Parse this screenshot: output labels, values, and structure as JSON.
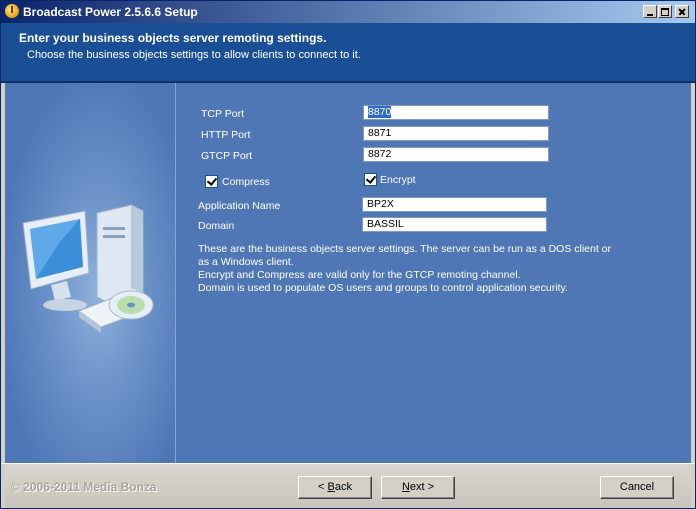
{
  "window": {
    "title": "Broadcast Power 2.5.6.6 Setup"
  },
  "header": {
    "title": "Enter your business objects server remoting settings.",
    "subtitle": "Choose the business objects settings to allow clients to connect to it."
  },
  "form": {
    "tcp_port": {
      "label": "TCP Port",
      "value": "8870"
    },
    "http_port": {
      "label": "HTTP Port",
      "value": "8871"
    },
    "gtcp_port": {
      "label": "GTCP Port",
      "value": "8872"
    },
    "compress": {
      "label": "Compress",
      "checked": true
    },
    "encrypt": {
      "label": "Encrypt",
      "checked": true
    },
    "application_name": {
      "label": "Application Name",
      "value": "BP2X"
    },
    "domain": {
      "label": "Domain",
      "value": "BASSIL"
    }
  },
  "info": {
    "line1": "These are the business objects server settings. The server can be run as a DOS client or",
    "line2": "as a Windows client.",
    "line3": "Encrypt and Compress are valid only for the GTCP remoting channel.",
    "line4": "Domain is used to populate OS users and groups to control application security."
  },
  "footer": {
    "copyright": "© 2006-2011 Media Bonza",
    "back_prefix": "< ",
    "back_accel": "B",
    "back_rest": "ack",
    "next_accel": "N",
    "next_rest": "ext >",
    "cancel_label": "Cancel"
  },
  "icons": {
    "app": "broadcast-power-icon",
    "illustration": "computer-illustration"
  },
  "colors": {
    "title_bar": "#0a246a",
    "header": "#1b4f95",
    "body": "#4f77b6",
    "selection": "#316ac5"
  }
}
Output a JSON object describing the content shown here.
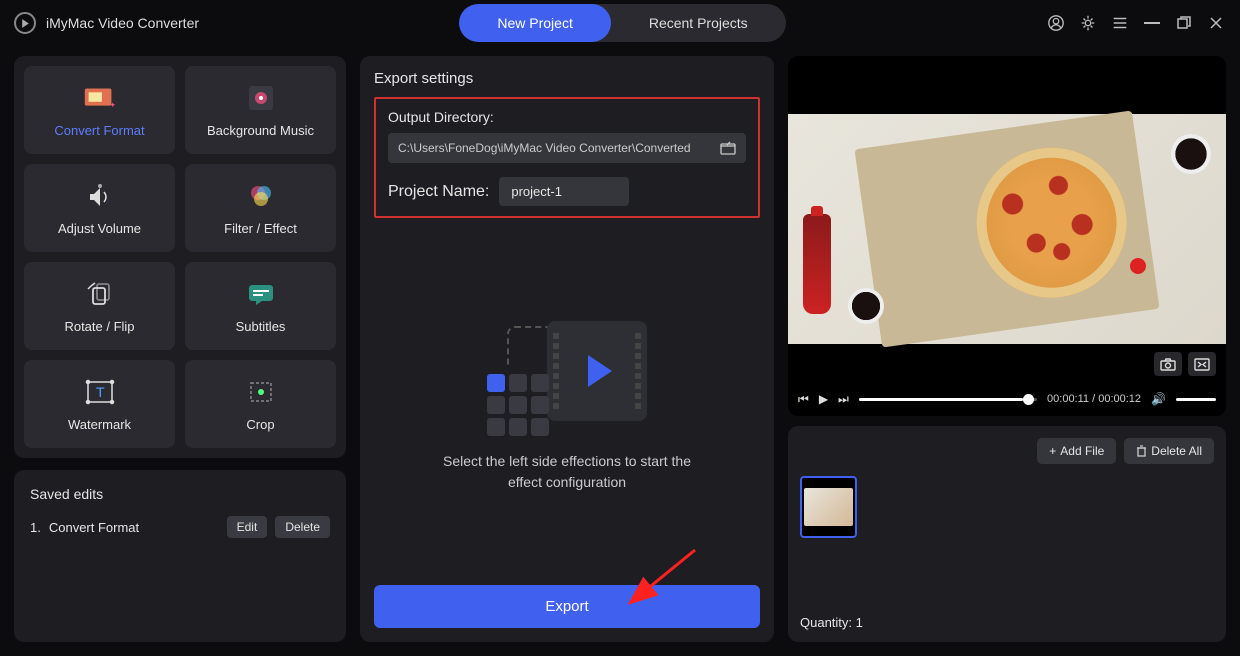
{
  "app_title": "iMyMac Video Converter",
  "tabs": {
    "new_project": "New Project",
    "recent_projects": "Recent Projects"
  },
  "effects": [
    {
      "name": "convert-format",
      "label": "Convert Format"
    },
    {
      "name": "background-music",
      "label": "Background Music"
    },
    {
      "name": "adjust-volume",
      "label": "Adjust Volume"
    },
    {
      "name": "filter-effect",
      "label": "Filter / Effect"
    },
    {
      "name": "rotate-flip",
      "label": "Rotate / Flip"
    },
    {
      "name": "subtitles",
      "label": "Subtitles"
    },
    {
      "name": "watermark",
      "label": "Watermark"
    },
    {
      "name": "crop",
      "label": "Crop"
    }
  ],
  "saved": {
    "title": "Saved edits",
    "items": [
      {
        "num": "1.",
        "name": "Convert Format"
      }
    ],
    "edit": "Edit",
    "delete": "Delete"
  },
  "export": {
    "title": "Export settings",
    "out_dir_label": "Output Directory:",
    "out_dir_path": "C:\\Users\\FoneDog\\iMyMac Video Converter\\Converted",
    "project_name_label": "Project Name:",
    "project_name_value": "project-1",
    "helper_text1": "Select the left side effections to start the",
    "helper_text2": "effect configuration",
    "button": "Export"
  },
  "preview": {
    "time_current": "00:00:11",
    "time_total": "00:00:12"
  },
  "files": {
    "add_file": "Add File",
    "delete_all": "Delete All",
    "quantity_label": "Quantity:",
    "quantity_value": "1"
  }
}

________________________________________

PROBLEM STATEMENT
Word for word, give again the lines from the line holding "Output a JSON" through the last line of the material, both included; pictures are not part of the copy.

EXERCISE ANSWER
Output a JSON object describing the content shown here.
{
  "app_title": "iMyMac Video Converter",
  "tabs": {
    "new_project": "New Project",
    "recent_projects": "Recent Projects"
  },
  "effects": [
    {
      "name": "convert-format",
      "label": "Convert Format"
    },
    {
      "name": "background-music",
      "label": "Background Music"
    },
    {
      "name": "adjust-volume",
      "label": "Adjust Volume"
    },
    {
      "name": "filter-effect",
      "label": "Filter / Effect"
    },
    {
      "name": "rotate-flip",
      "label": "Rotate / Flip"
    },
    {
      "name": "subtitles",
      "label": "Subtitles"
    },
    {
      "name": "watermark",
      "label": "Watermark"
    },
    {
      "name": "crop",
      "label": "Crop"
    }
  ],
  "saved": {
    "title": "Saved edits",
    "items": [
      {
        "num": "1.",
        "name": "Convert Format"
      }
    ],
    "edit": "Edit",
    "delete": "Delete"
  },
  "export": {
    "title": "Export settings",
    "out_dir_label": "Output Directory:",
    "out_dir_path": "C:\\Users\\FoneDog\\iMyMac Video Converter\\Converted",
    "project_name_label": "Project Name:",
    "project_name_value": "project-1",
    "helper_text1": "Select the left side effections to start the",
    "helper_text2": "effect configuration",
    "button": "Export"
  },
  "preview": {
    "time_current": "00:00:11",
    "time_total": "00:00:12"
  },
  "files": {
    "add_file": "Add File",
    "delete_all": "Delete All",
    "quantity_label": "Quantity:",
    "quantity_value": "1"
  }
}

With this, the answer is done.